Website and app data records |

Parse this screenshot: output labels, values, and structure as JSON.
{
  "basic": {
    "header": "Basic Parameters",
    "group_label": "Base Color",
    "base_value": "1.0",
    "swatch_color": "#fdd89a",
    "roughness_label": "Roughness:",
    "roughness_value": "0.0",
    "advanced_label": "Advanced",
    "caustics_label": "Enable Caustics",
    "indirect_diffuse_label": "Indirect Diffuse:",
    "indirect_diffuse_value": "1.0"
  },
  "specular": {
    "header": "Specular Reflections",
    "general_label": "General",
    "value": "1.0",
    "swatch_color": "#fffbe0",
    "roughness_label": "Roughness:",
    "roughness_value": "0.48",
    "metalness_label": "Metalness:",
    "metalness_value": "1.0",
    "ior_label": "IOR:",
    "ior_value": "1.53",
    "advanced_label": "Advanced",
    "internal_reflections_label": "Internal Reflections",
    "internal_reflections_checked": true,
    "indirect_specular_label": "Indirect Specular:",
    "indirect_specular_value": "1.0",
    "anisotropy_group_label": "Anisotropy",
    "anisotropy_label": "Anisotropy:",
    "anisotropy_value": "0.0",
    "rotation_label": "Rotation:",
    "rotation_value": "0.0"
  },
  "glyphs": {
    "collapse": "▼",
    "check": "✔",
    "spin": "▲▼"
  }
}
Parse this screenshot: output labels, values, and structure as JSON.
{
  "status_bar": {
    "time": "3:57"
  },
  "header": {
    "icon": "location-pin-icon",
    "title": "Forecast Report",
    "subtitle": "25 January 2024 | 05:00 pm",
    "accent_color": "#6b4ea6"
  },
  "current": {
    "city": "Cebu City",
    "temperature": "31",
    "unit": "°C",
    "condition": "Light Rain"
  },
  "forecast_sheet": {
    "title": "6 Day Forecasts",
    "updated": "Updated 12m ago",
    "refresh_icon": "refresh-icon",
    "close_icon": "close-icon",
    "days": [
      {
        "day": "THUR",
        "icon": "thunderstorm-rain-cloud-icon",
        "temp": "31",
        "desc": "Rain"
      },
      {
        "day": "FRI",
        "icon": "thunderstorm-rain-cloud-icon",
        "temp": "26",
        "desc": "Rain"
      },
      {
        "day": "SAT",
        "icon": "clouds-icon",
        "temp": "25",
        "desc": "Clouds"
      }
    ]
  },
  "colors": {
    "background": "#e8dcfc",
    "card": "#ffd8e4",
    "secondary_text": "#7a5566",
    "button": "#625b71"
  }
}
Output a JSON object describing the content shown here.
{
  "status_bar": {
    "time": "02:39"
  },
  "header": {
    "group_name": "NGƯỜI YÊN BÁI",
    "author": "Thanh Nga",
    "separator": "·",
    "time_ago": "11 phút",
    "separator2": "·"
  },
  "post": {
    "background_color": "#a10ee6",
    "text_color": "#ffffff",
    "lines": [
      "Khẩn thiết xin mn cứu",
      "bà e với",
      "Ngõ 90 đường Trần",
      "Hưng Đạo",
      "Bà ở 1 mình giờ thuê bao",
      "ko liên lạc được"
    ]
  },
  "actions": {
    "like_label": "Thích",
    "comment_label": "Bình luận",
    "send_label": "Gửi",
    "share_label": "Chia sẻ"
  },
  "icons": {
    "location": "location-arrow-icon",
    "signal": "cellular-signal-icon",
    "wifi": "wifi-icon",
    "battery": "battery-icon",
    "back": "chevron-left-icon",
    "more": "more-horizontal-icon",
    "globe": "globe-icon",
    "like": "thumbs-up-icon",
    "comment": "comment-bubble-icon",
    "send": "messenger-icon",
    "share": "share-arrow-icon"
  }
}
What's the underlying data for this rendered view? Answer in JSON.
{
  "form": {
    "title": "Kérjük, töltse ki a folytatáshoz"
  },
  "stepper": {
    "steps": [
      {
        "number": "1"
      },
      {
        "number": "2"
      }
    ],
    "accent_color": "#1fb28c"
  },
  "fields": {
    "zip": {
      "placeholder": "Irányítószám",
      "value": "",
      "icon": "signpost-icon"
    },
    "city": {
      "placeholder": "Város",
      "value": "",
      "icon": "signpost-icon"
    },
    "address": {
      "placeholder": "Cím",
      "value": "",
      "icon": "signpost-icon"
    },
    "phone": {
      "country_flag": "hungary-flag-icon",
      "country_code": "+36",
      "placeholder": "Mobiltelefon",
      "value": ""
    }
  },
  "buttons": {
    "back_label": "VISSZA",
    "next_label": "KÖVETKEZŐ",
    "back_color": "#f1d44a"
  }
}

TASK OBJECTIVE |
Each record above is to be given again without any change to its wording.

PROBLEM SOLUTION |
Parse this screenshot: output labels, values, and structure as JSON.
{
  "basic": {
    "header": "Basic Parameters",
    "group_label": "Base Color",
    "base_value": "1.0",
    "swatch_color": "#fdd89a",
    "roughness_label": "Roughness:",
    "roughness_value": "0.0",
    "advanced_label": "Advanced",
    "caustics_label": "Enable Caustics",
    "indirect_diffuse_label": "Indirect Diffuse:",
    "indirect_diffuse_value": "1.0"
  },
  "specular": {
    "header": "Specular Reflections",
    "general_label": "General",
    "value": "1.0",
    "swatch_color": "#fffbe0",
    "roughness_label": "Roughness:",
    "roughness_value": "0.48",
    "metalness_label": "Metalness:",
    "metalness_value": "1.0",
    "ior_label": "IOR:",
    "ior_value": "1.53",
    "advanced_label": "Advanced",
    "internal_reflections_label": "Internal Reflections",
    "internal_reflections_checked": true,
    "indirect_specular_label": "Indirect Specular:",
    "indirect_specular_value": "1.0",
    "anisotropy_group_label": "Anisotropy",
    "anisotropy_label": "Anisotropy:",
    "anisotropy_value": "0.0",
    "rotation_label": "Rotation:",
    "rotation_value": "0.0"
  },
  "glyphs": {
    "collapse": "▼",
    "check": "✔",
    "spin": "▲▼"
  }
}
Parse this screenshot: output labels, values, and structure as JSON.
{
  "status_bar": {
    "time": "3:57"
  },
  "header": {
    "icon": "location-pin-icon",
    "title": "Forecast Report",
    "subtitle": "25 January 2024 | 05:00 pm",
    "accent_color": "#6b4ea6"
  },
  "current": {
    "city": "Cebu City",
    "temperature": "31",
    "unit": "°C",
    "condition": "Light Rain"
  },
  "forecast_sheet": {
    "title": "6 Day Forecasts",
    "updated": "Updated 12m ago",
    "refresh_icon": "refresh-icon",
    "close_icon": "close-icon",
    "days": [
      {
        "day": "THUR",
        "icon": "thunderstorm-rain-cloud-icon",
        "temp": "31",
        "desc": "Rain"
      },
      {
        "day": "FRI",
        "icon": "thunderstorm-rain-cloud-icon",
        "temp": "26",
        "desc": "Rain"
      },
      {
        "day": "SAT",
        "icon": "clouds-icon",
        "temp": "25",
        "desc": "Clouds"
      }
    ]
  },
  "colors": {
    "background": "#e8dcfc",
    "card": "#ffd8e4",
    "secondary_text": "#7a5566",
    "button": "#625b71"
  }
}
Output a JSON object describing the content shown here.
{
  "status_bar": {
    "time": "02:39"
  },
  "header": {
    "group_name": "NGƯỜI YÊN BÁI",
    "author": "Thanh Nga",
    "separator": "·",
    "time_ago": "11 phút",
    "separator2": "·"
  },
  "post": {
    "background_color": "#a10ee6",
    "text_color": "#ffffff",
    "lines": [
      "Khẩn thiết xin mn cứu",
      "bà e với",
      "Ngõ 90 đường Trần",
      "Hưng Đạo",
      "Bà ở 1 mình giờ thuê bao",
      "ko liên lạc được"
    ]
  },
  "actions": {
    "like_label": "Thích",
    "comment_label": "Bình luận",
    "send_label": "Gửi",
    "share_label": "Chia sẻ"
  },
  "icons": {
    "location": "location-arrow-icon",
    "signal": "cellular-signal-icon",
    "wifi": "wifi-icon",
    "battery": "battery-icon",
    "back": "chevron-left-icon",
    "more": "more-horizontal-icon",
    "globe": "globe-icon",
    "like": "thumbs-up-icon",
    "comment": "comment-bubble-icon",
    "send": "messenger-icon",
    "share": "share-arrow-icon"
  }
}
What's the underlying data for this rendered view? Answer in JSON.
{
  "form": {
    "title": "Kérjük, töltse ki a folytatáshoz"
  },
  "stepper": {
    "steps": [
      {
        "number": "1"
      },
      {
        "number": "2"
      }
    ],
    "accent_color": "#1fb28c"
  },
  "fields": {
    "zip": {
      "placeholder": "Irányítószám",
      "value": "",
      "icon": "signpost-icon"
    },
    "city": {
      "placeholder": "Város",
      "value": "",
      "icon": "signpost-icon"
    },
    "address": {
      "placeholder": "Cím",
      "value": "",
      "icon": "signpost-icon"
    },
    "phone": {
      "country_flag": "hungary-flag-icon",
      "country_code": "+36",
      "placeholder": "Mobiltelefon",
      "value": ""
    }
  },
  "buttons": {
    "back_label": "VISSZA",
    "next_label": "KÖVETKEZŐ",
    "back_color": "#f1d44a"
  }
}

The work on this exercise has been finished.